When you come to visit, be mindful of what you say and talk about. If someone has been in and out of the hospital for years or is dealing with a sick child and endless doctor and healthcare visits, they may be resentful if you are talking about your latest trip to Hawaii, your brand new car, or your latest trip to the spa. Grabbing a shower or throwing on clean clothes can sometimes be a huge accomplishment. Take your cues from the people you are visiting. If you can tell they are becoming upset with what you are saying or seem uninterested with the pictures of your latest trip, then move on. You don't have to keep up an endless stream of conversation. Sometimes just being there showing your support is enough.
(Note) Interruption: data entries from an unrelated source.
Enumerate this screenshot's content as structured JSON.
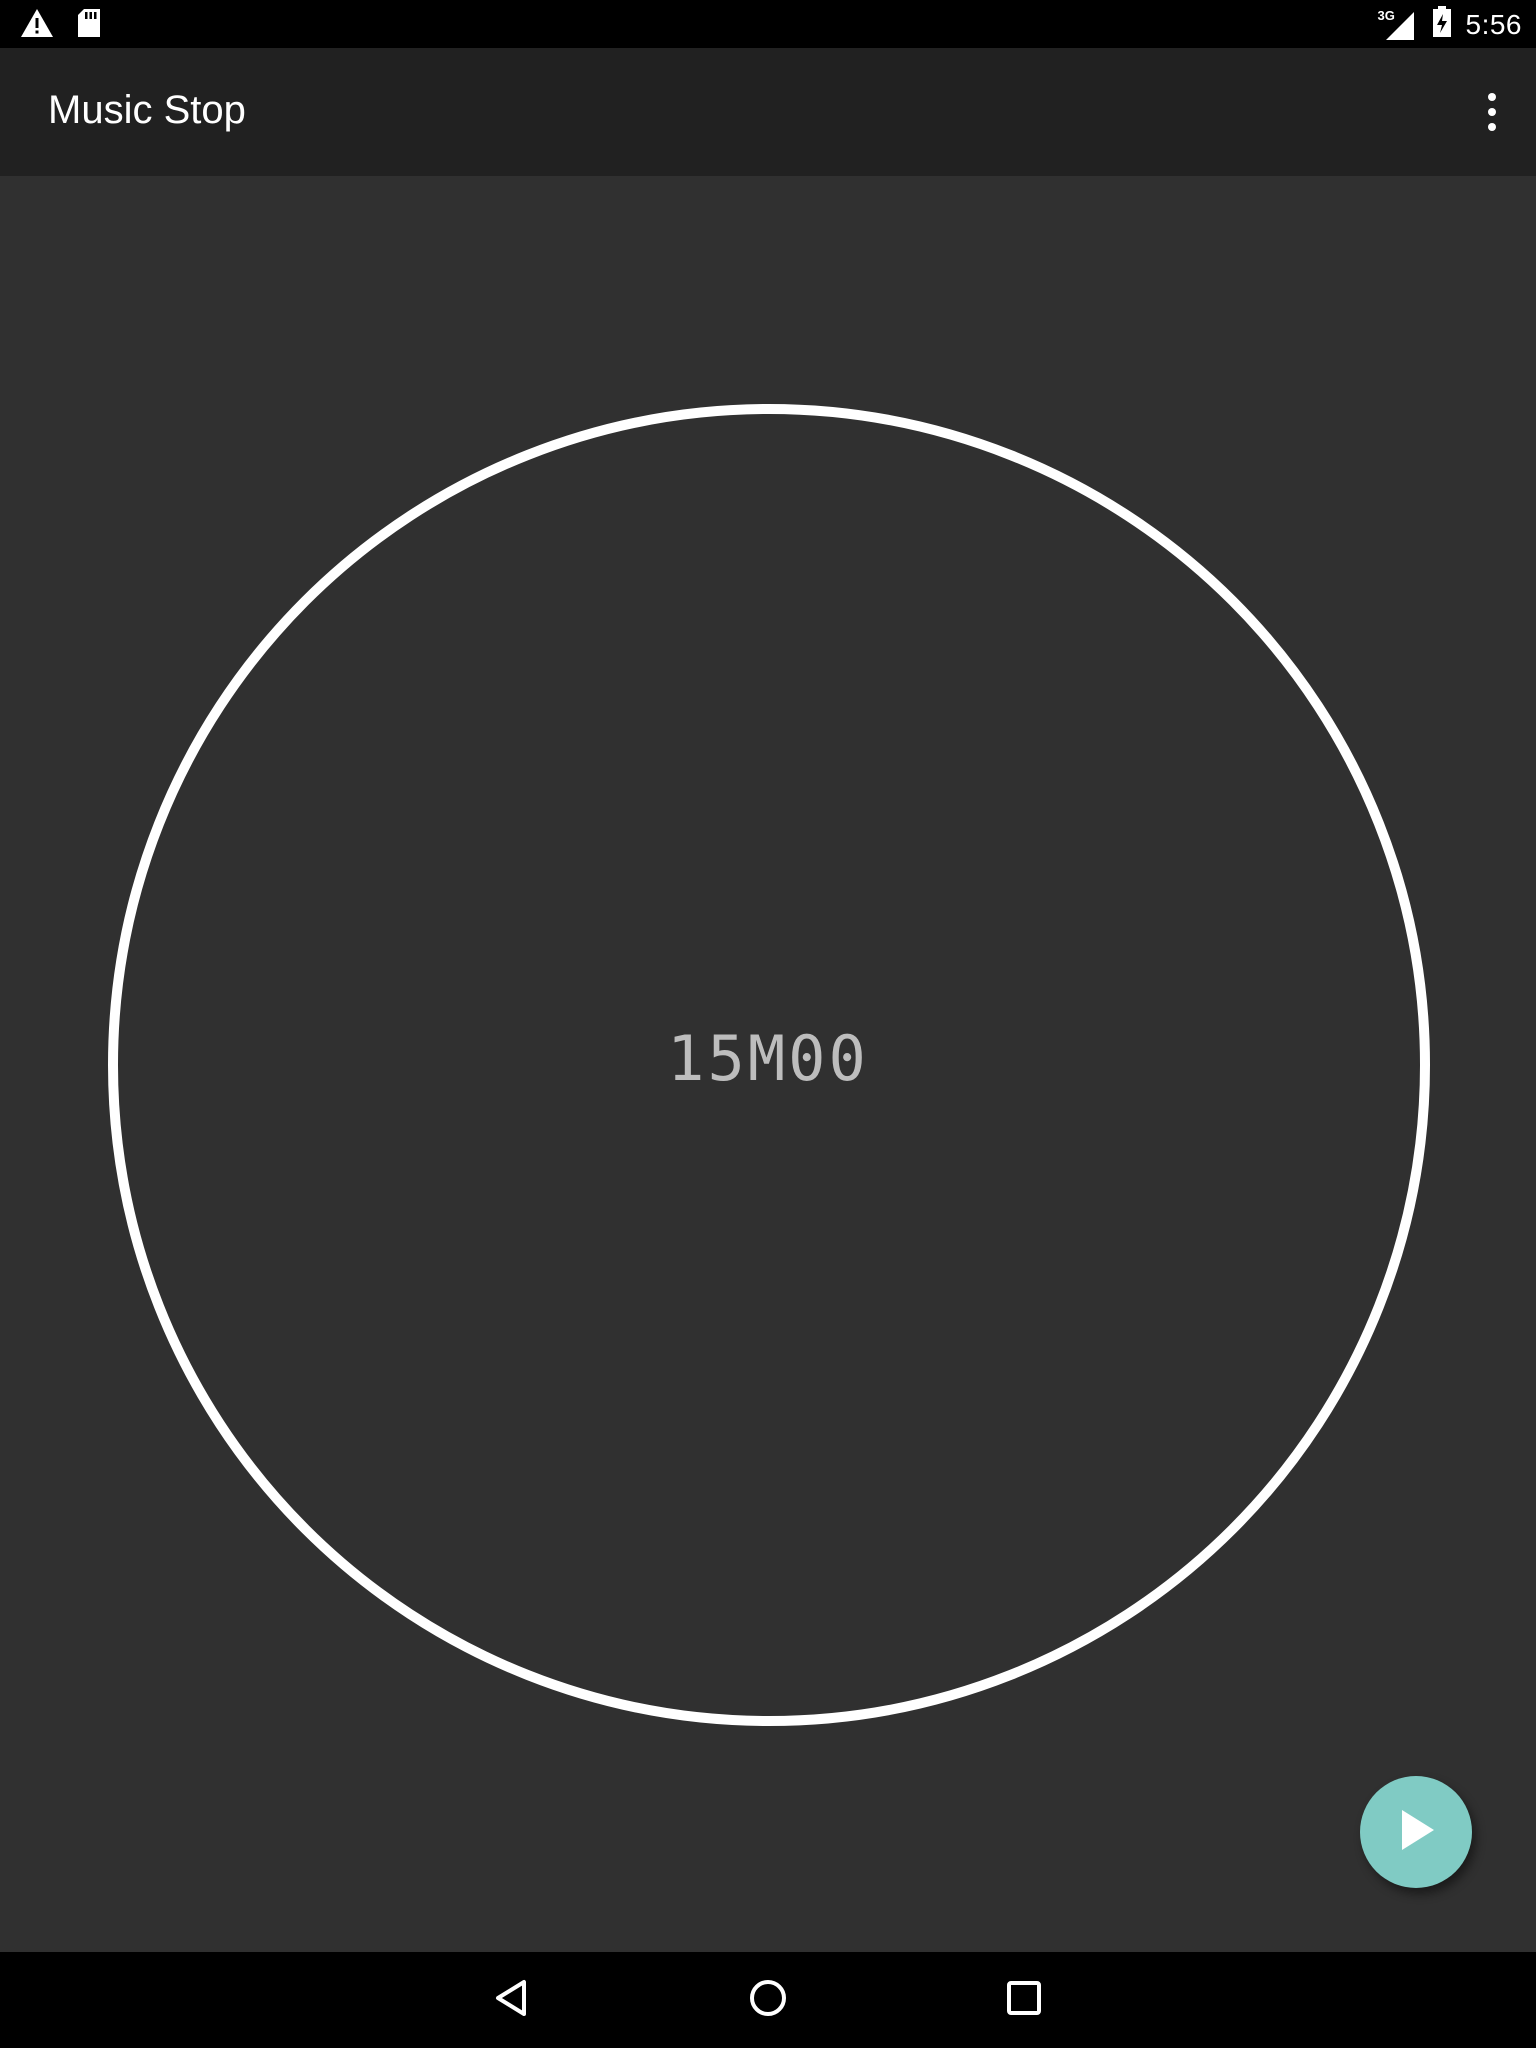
{
  "status_bar": {
    "time": "5:56",
    "network": "3G",
    "left_icons": [
      "warning-icon",
      "sd-card-icon"
    ],
    "right_icons": [
      "signal-icon",
      "battery-charging-icon"
    ]
  },
  "app_bar": {
    "title": "Music Stop",
    "menu_icon": "overflow-menu-icon"
  },
  "timer": {
    "display": "15M00",
    "ring_color": "#ffffff"
  },
  "fab": {
    "icon": "play-icon",
    "color": "#80cbc4"
  },
  "nav_bar": {
    "buttons": [
      "back-icon",
      "home-icon",
      "recents-icon"
    ]
  },
  "colors": {
    "background": "#303030",
    "app_bar": "#212121",
    "status_bar": "#000000",
    "accent": "#80cbc4"
  }
}
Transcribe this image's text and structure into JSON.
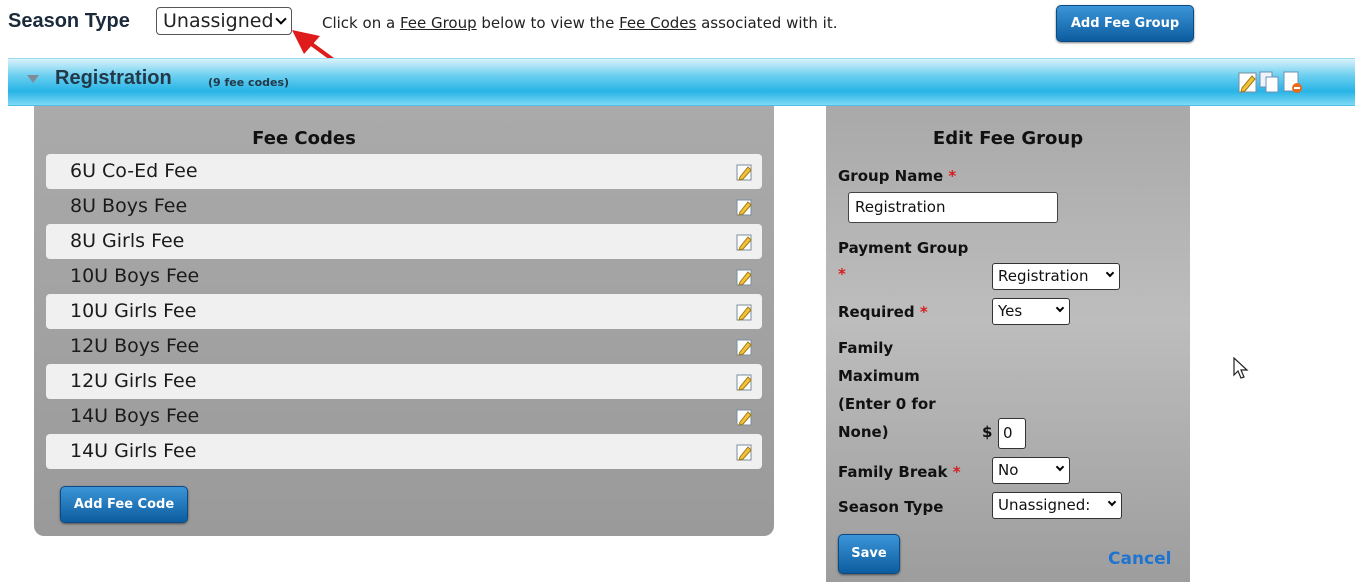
{
  "topbar": {
    "season_type_label": "Season Type",
    "season_type_value": "Unassigned",
    "hint_prefix": "Click on a ",
    "hint_link1": "Fee Group",
    "hint_middle": " below to view the ",
    "hint_link2": "Fee Codes",
    "hint_suffix": " associated with it.",
    "add_fee_group_label": "Add Fee Group"
  },
  "group": {
    "title": "Registration",
    "count": "(9 fee codes)",
    "actions": [
      "edit-icon",
      "copy-icon",
      "delete-icon"
    ]
  },
  "fee_codes": {
    "title": "Fee Codes",
    "items": [
      "6U Co-Ed Fee",
      "8U Boys Fee",
      "8U Girls Fee",
      "10U Boys Fee",
      "10U Girls Fee",
      "12U Boys Fee",
      "12U Girls Fee",
      "14U Boys Fee",
      "14U Girls Fee"
    ],
    "add_label": "Add Fee Code"
  },
  "edit_group": {
    "title": "Edit Fee Group",
    "group_name_label": "Group Name",
    "group_name_value": "Registration",
    "payment_group_label": "Payment Group",
    "payment_group_value": "Registration",
    "required_label": "Required",
    "required_value": "Yes",
    "family_max_lines": [
      "Family",
      "Maximum",
      "(Enter 0 for",
      "None)"
    ],
    "currency_symbol": "$",
    "family_max_value": "0",
    "family_break_label": "Family Break",
    "family_break_value": "No",
    "season_type_label": "Season Type",
    "season_type_value": "Unassigned:",
    "required_marker": "*",
    "save_label": "Save",
    "cancel_label": "Cancel"
  },
  "colors": {
    "bar_blue": "#27b4e6",
    "button_blue": "#0c5d9f",
    "required_red": "#d61d1d",
    "link_blue": "#1f74cf",
    "annotation_arrow": "#e01b1b"
  }
}
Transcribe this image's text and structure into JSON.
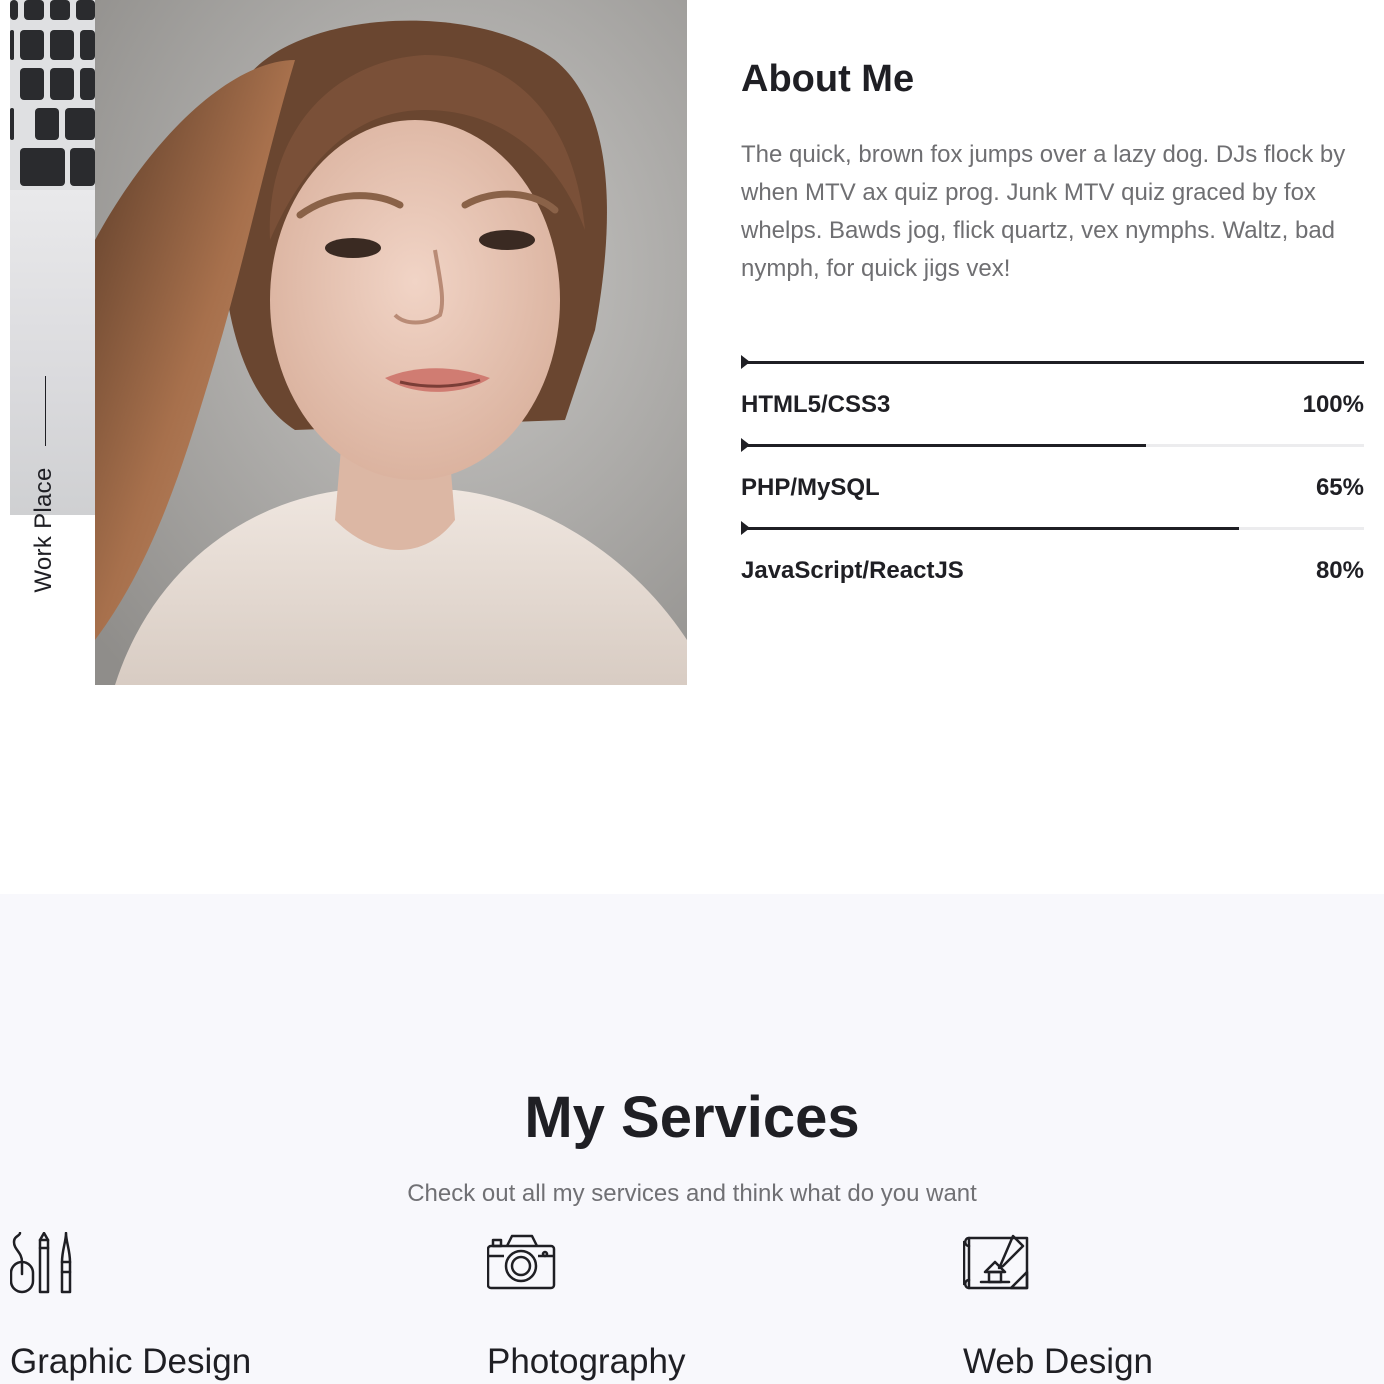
{
  "workplace": {
    "label": "Work Place"
  },
  "about": {
    "title": "About Me",
    "text": "The quick, brown fox jumps over a lazy dog. DJs flock by when MTV ax quiz prog. Junk MTV quiz graced by fox whelps. Bawds jog, flick quartz, vex nymphs. Waltz, bad nymph, for quick jigs vex!"
  },
  "skills": [
    {
      "name": "HTML5/CSS3",
      "percent_label": "100%",
      "value": 100
    },
    {
      "name": "PHP/MySQL",
      "percent_label": "65%",
      "value": 65
    },
    {
      "name": "JavaScript/ReactJS",
      "percent_label": "80%",
      "value": 80
    }
  ],
  "services": {
    "title": "My Services",
    "subtitle": "Check out all my services and think what do you want",
    "items": [
      {
        "name": "Graphic Design",
        "icon": "design-tools-icon"
      },
      {
        "name": "Photography",
        "icon": "camera-icon"
      },
      {
        "name": "Web Design",
        "icon": "blueprint-icon"
      }
    ]
  },
  "colors": {
    "text_dark": "#1f1f24",
    "text_muted": "#6f6f72",
    "services_bg": "#f8f8fc"
  }
}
Don't be upset if the medical issues of the child or spouse always seem to dominate the conversation. Remember, when that's all you know, that's all you have to talk about. Don't tell the person to stop "talking about it" or to "get over it" and "move on with your life". If you stopped by to visit to support your friend or family member, then support them. Don't belittle what they are going through as unimportant.
Especially in the case of the caregiver, make sure that you are prepared to help if you offer. I had so many people tell me "make sure you are taking care of yourself" but no one actually did anything. I had people tell me that were "disappointed" that I didn't come to a particular function or tell me that I just "need to get out and take a break". But no one actually came to watch my kids and husband while I left for a bit. He wasn't capable of taking care of himself let alone watching the children. They didn't understand that I couldn't go to their party because who would hook up my husband's IV or help him change his ostomy bag. Was I suppose to leave him at home suffering while I went to the spa to relax? The guilt of doing something enjoyable can become overwhelming. The same is true of families of special needs children. If you offer to help, learn to work some of the specialized equipment or procedures that are necessary so that the caregivers can have a break. Don't just tell them they need to "get out more". It's very hard to find babysitters that have medical training. If you invite them to something, like a birthday party, or at Christmas, know that if they say yes, you may have to do a lot to accommodate them. There may be an issue of accessibility into your house, a lot of equipment involved or the mental anxiety that comes with being afraid of something happening when you are out of your environment. Be honest about your feelings, let your other guests know that they are coming so that everyone can welcome the family in what might be a very difficult time in their life.
If you have gotten this far, then thank you for reading. This is a topic that is near and dear to my heart. Don't walk away from the people that need your help. Instead, find out how you can help support them.